- Opening Delimiter -

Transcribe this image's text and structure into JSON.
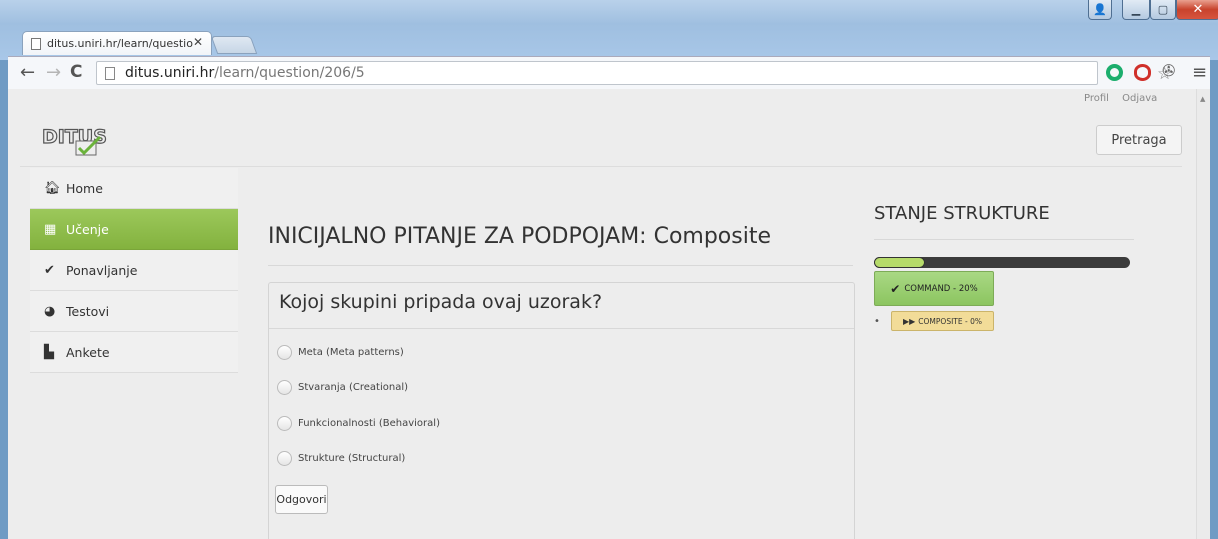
{
  "browser": {
    "tab_title": "ditus.uniri.hr/learn/questio",
    "tab_close": "✕",
    "url_domain": "ditus.uniri.hr",
    "url_path": "/learn/question/206/5"
  },
  "header": {
    "links": [
      "Profil",
      "Odjava"
    ],
    "search_label": "Pretraga"
  },
  "sidebar": {
    "items": [
      {
        "label": "Home",
        "icon": "home-icon"
      },
      {
        "label": "Učenje",
        "icon": "book-icon",
        "active": true
      },
      {
        "label": "Ponavljanje",
        "icon": "check-icon"
      },
      {
        "label": "Testovi",
        "icon": "pie-chart-icon"
      },
      {
        "label": "Ankete",
        "icon": "clipboard-icon"
      }
    ]
  },
  "main": {
    "title": "INICIJALNO PITANJE ZA PODPOJAM: Composite",
    "question": "Kojoj skupini pripada ovaj uzorak?",
    "options": [
      "Meta (Meta patterns)",
      "Stvaranja (Creational)",
      "Funkcionalnosti (Behavioral)",
      "Strukture (Structural)"
    ],
    "submit_label": "Odgovori"
  },
  "structure": {
    "title": "STANJE STRUKTURE",
    "progress_percent": 20,
    "done_concept": "COMMAND - 20%",
    "bullet": "•",
    "current_concept": "COMPOSITE - 0%"
  },
  "colors": {
    "active_green": "#8dbb47",
    "progress_fill": "#b6db6a",
    "current_yellow": "#f2dc98"
  }
}
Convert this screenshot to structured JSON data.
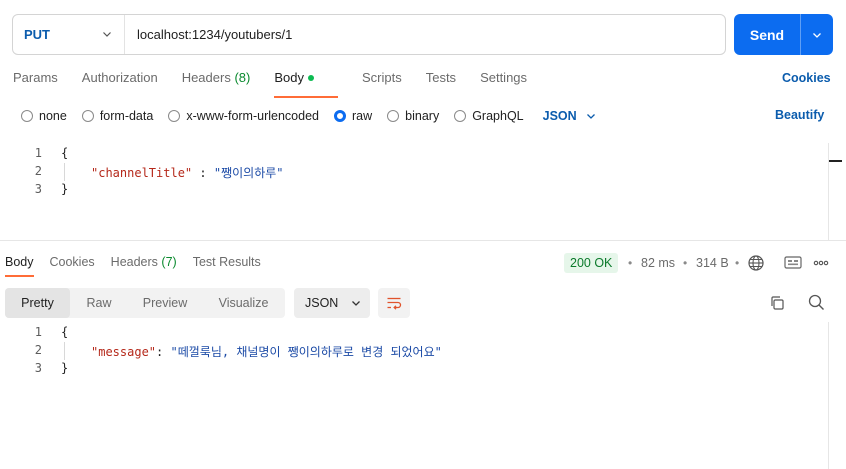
{
  "request": {
    "method": "PUT",
    "url": "localhost:1234/youtubers/1",
    "send_label": "Send"
  },
  "request_tabs": {
    "params": "Params",
    "authorization": "Authorization",
    "headers": "Headers",
    "headers_count": "(8)",
    "body": "Body",
    "scripts": "Scripts",
    "tests": "Tests",
    "settings": "Settings",
    "cookies": "Cookies"
  },
  "body_types": {
    "none": "none",
    "form_data": "form-data",
    "urlencoded": "x-www-form-urlencoded",
    "raw": "raw",
    "binary": "binary",
    "graphql": "GraphQL",
    "format": "JSON",
    "beautify": "Beautify"
  },
  "request_body": {
    "line_numbers": [
      "1",
      "2",
      "3"
    ],
    "open_brace": "{",
    "key": "\"channelTitle\"",
    "colon": " : ",
    "value": "\"쨍이의하루\"",
    "close_brace": "}"
  },
  "response_tabs": {
    "body": "Body",
    "cookies": "Cookies",
    "headers": "Headers",
    "headers_count": "(7)",
    "test_results": "Test Results"
  },
  "response_meta": {
    "status": "200 OK",
    "time": "82 ms",
    "size": "314 B",
    "separator": "•"
  },
  "response_view": {
    "pretty": "Pretty",
    "raw": "Raw",
    "preview": "Preview",
    "visualize": "Visualize",
    "format": "JSON"
  },
  "response_body": {
    "line_numbers": [
      "1",
      "2",
      "3"
    ],
    "open_brace": "{",
    "key": "\"message\"",
    "colon": ": ",
    "value": "\"떼껄룩님, 채널명이 쨍이의하루로 변경 되었어요\"",
    "close_brace": "}"
  },
  "colors": {
    "accent": "#0c6cf0",
    "active_tab": "#ff6c37",
    "status_ok": "#0b7a2b"
  }
}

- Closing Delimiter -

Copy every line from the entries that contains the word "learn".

RESPONSE
    "tab_title": "ditus.uniri.hr/learn/questio",
    "url_path": "/learn/question/206/5"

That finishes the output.